I believe in certain English dialects the word “grit” denotes a certain kind of integrity, an ability to stand up in the face of opposition and challenge. In ancient Greek it also means “plastered with all manner of crap”. That’s the literal translation, but I think the gist comes across okay.
Certainly the word “gritty”, then, would apply to Kensington Market. I think the most visible evidence of this is in the minor decorative embellishments that secretive artists leave on storefronts and buildings. When combined with the collected remnants of a fair day’s commerce, the results can be a feast for the senses.
To me the most enjoyable part of the neighbourhood is the fact that the local bon vivants are keen to leave their calling cards on every establishment of note; a sort of how-do-you-do to visitors to the area. Just a really nice touch, I find.
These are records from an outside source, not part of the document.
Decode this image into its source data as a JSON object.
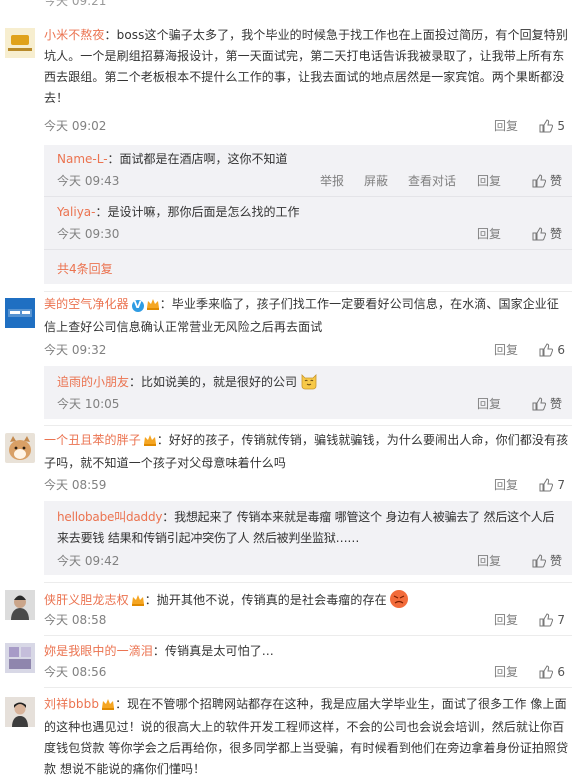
{
  "top_partial": "今天 09:21",
  "labels": {
    "reply": "回复",
    "report": "举报",
    "block": "屏蔽",
    "view_conversation": "查看对话",
    "like": "赞"
  },
  "comments": [
    {
      "user": "小米不熬夜",
      "text": "：boss这个骗子太多了，我个毕业的时候急于找工作也在上面投过简历，有个回复特别坑人。一个是刷组招募海报设计，第一天面试完，第二天打电话告诉我被录取了，让我带上所有东西去跟组。第二个老板根本不提什么工作的事，让我去面试的地点居然是一家宾馆。两个果断都没去！",
      "time": "今天 09:02",
      "likes": "5",
      "replies": [
        {
          "user": "Name-L-",
          "text": "：面试都是在酒店啊，这你不知道",
          "time": "今天 09:43"
        },
        {
          "user": "Yaliya-",
          "text": "：是设计嘛，那你后面是怎么找的工作",
          "time": "今天 09:30"
        }
      ],
      "more_replies": "共4条回复"
    },
    {
      "user": "美的空气净化器",
      "text": "：毕业季来临了，孩子们找工作一定要看好公司信息，在水滴、国家企业征信上查好公司信息确认正常营业无风险之后再去面试",
      "time": "今天 09:32",
      "likes": "6",
      "replies": [
        {
          "user": "追雨的小朋友",
          "text": "：比如说美的，就是很好的公司",
          "time": "今天 10:05"
        }
      ]
    },
    {
      "user": "一个丑且苯的胖子",
      "text": "：好好的孩子，传销就传销，骗钱就骗钱，为什么要闹出人命，你们都没有孩子吗，就不知道一个孩子对父母意味着什么吗",
      "time": "今天 08:59",
      "likes": "7",
      "replies": [
        {
          "user": "hellobabe叫daddy",
          "text": "：我想起来了 传销本来就是毒瘤 哪管这个 身边有人被骗去了 然后这个人后来去要钱 结果和传销引起冲突伤了人 然后被判坐监狱……",
          "time": "今天 09:42"
        }
      ]
    },
    {
      "user": "侠肝义胆龙志权",
      "text": "：抛开其他不说，传销真的是社会毒瘤的存在",
      "time": "今天 08:58",
      "likes": "7"
    },
    {
      "user": "妳是我眼中的一滴泪",
      "text": "：传销真是太可怕了…",
      "time": "今天 08:56",
      "likes": "6"
    },
    {
      "user": "刘祥bbbb",
      "text": "：现在不管哪个招聘网站都存在这种，我是应届大学毕业生，面试了很多工作 像上面的这种也遇见过！说的很高大上的软件开发工程师这样，不会的公司也会说会培训，然后就让你百度钱包贷款 等你学会之后再给你，很多同学都上当受骗，有时候看到他们在旁边拿着身份证拍照贷款 想说不能说的痛你们懂吗！"
    }
  ],
  "colors": {
    "username": "#eb7350",
    "reply_bg": "#f2f2f5",
    "meta": "#808080",
    "verified": "#2f9ce3"
  }
}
I have some hazy memories of shopping here on the weekends with the folks sometimes. The butchers are pretty famous and the cheese shops insist that you taste before you buy. I recommend going early in the morning on a Saturday and buying a fresh roll, coffee, and walking around to the cheese shops and having yourself a snooty breakfast. Haha! I’d never buy that much cheese, and certainly not for that much!
But I don’t want to mislead you into thinking that there aren’t good deals to be had or crannies worth exploring. This is also a spot worth perambulating if you’re into that whole graffiti taggery business.
I’m not. But to each his own; ain’t my ‘hood. And I can sympathize with those who would liken “grit”, in this context, to something like used sandpaper. I can see that too, but I’d rather not. Besides, if I didn’t come here for the grit then I might as well have hung around in my local 24-hour Loblaw, at my leisure. But entirely cheeseless. So you see the dilemma. You take your kicks with your licks, as they say. Whoever they are, because I just made them up.